Charger controller, DC/AC Inverter, technical design, economic analysis


Access to electricity offers great benefits to development through the provision of reliable and efficient energy sources in the country. Majority of the population living in the remote and rural areas of developing countries mostly sub-Saharan Africa are not supplied with electricity. Although the governments through their electricity companies put their effort to extends the grid distribution networks to remote and rural areas still the coverage were not sufficiently enough due to growing demands for safe and reliable electricity. However, solar as a source of energy remains the least utilized energy source in many countries including Tanzania.
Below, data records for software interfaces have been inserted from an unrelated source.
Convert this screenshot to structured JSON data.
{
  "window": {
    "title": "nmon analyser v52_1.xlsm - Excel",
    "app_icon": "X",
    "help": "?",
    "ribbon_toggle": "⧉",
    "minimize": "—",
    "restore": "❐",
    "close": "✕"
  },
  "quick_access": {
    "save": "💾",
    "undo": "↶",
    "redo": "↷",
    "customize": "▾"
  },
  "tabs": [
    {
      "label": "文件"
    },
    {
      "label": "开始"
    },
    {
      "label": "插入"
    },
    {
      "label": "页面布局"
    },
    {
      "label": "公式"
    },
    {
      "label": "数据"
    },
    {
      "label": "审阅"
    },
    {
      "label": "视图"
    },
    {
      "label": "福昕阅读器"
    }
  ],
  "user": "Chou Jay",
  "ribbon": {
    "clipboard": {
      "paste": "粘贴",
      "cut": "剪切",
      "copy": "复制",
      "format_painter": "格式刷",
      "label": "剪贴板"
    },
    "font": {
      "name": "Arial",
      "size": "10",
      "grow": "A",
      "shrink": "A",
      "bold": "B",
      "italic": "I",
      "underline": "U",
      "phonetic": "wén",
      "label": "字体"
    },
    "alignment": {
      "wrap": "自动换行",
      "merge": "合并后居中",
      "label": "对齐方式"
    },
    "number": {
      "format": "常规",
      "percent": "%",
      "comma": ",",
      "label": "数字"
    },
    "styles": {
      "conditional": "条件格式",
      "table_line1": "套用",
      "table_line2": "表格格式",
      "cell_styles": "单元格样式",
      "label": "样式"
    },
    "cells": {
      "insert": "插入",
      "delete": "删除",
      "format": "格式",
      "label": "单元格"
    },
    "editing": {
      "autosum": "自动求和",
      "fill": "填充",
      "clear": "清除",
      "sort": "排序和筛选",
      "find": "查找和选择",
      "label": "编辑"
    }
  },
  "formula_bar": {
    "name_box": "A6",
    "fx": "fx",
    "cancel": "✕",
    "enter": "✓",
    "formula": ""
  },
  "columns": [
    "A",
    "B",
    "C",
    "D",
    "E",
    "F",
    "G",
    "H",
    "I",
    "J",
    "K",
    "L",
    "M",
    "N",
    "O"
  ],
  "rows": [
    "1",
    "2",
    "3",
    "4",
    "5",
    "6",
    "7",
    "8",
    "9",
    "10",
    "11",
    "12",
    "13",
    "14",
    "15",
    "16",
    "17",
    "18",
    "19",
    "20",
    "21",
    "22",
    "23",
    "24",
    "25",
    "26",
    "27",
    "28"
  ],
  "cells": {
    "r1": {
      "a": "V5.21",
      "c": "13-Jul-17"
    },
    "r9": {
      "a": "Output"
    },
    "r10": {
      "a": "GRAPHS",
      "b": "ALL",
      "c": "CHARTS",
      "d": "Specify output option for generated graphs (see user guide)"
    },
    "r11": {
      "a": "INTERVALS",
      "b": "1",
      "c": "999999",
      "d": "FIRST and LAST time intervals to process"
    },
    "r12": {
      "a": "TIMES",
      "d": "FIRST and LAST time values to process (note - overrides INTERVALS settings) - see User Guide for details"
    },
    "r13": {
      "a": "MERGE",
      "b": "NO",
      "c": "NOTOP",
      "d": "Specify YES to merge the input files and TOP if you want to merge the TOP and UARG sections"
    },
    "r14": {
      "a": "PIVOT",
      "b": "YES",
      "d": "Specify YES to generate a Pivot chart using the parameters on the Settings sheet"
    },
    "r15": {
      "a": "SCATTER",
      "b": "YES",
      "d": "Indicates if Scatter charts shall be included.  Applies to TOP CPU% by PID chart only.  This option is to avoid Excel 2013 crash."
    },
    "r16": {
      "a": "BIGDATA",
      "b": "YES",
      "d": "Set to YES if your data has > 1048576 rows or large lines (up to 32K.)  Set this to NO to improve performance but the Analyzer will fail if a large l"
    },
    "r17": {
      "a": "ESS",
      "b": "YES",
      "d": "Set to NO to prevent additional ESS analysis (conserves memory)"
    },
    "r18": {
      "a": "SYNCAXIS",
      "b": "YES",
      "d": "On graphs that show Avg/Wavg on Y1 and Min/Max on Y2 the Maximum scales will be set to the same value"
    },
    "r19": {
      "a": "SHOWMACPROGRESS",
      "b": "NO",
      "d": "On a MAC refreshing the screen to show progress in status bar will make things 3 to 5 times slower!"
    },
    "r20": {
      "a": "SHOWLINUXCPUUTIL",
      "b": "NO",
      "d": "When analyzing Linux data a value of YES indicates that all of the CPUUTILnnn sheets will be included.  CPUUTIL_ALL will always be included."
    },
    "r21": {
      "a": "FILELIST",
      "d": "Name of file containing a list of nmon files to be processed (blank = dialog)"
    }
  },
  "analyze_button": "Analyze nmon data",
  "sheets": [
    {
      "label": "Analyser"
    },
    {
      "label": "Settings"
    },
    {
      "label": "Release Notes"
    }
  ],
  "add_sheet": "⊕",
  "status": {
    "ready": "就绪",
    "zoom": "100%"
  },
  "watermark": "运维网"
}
Solar Photovoltaic (PV) systems mini-grids have shown their potential in rural electrification projects in many countries mostly sub-Saharan Africa. A solar PV system mini-grid is a PV plant with a localized distribution network to a unit village, or a cluster of villages, providing alternating current (AC). Basically, it consists of solar PV modules of a certain capacity, charger controller, inverters for converting the DC power to AC power, housing for the battery bank and plant control systems. In areas where there is no grid connection or where diesel generation is the main power source, PV plants are able to generate electricity efficiently and relatively cheaply. This paper aims at giving out the overview of solar PV mini-grid applications in Tanzania basically, in terms of technical design and economic analysis of the selected mini-grid system at Juma Island village located in Sengerema District in Mwanza Region. The Juma Island settlements has the electricity demands estimated about 25 kWh per day. At the prevailing tariff conditions in the country, this project can be considered as financially viable with feed-in tariff scheme or other incentives such as grants/capital subsidies when applied. However, the other non-financial benefits like the greenhouse gas emissions savings can, in the long run, help mitigate the adverse effects of the climate change problem plaguing the entire earth.


Download data is not yet available.

Author Biographies

Seleman A. Mayanjo, University of Dar es Salaam

Department of Mechanical and Industrial Engineering, College of Engineering and Technology

Jackson J. Justo, University of Dar es Salaam

Department of Electrical Engineering, College of Engineering and Technology




How to Cite

Mayanjo, S., & Justo, J. (2023). Development of Solar PV Systems for Mini-Grid Applications in Tanzania. Tanzania Journal of Engineering and Technology, 42(1), 200 - 212.
Abstract viewed = 28 times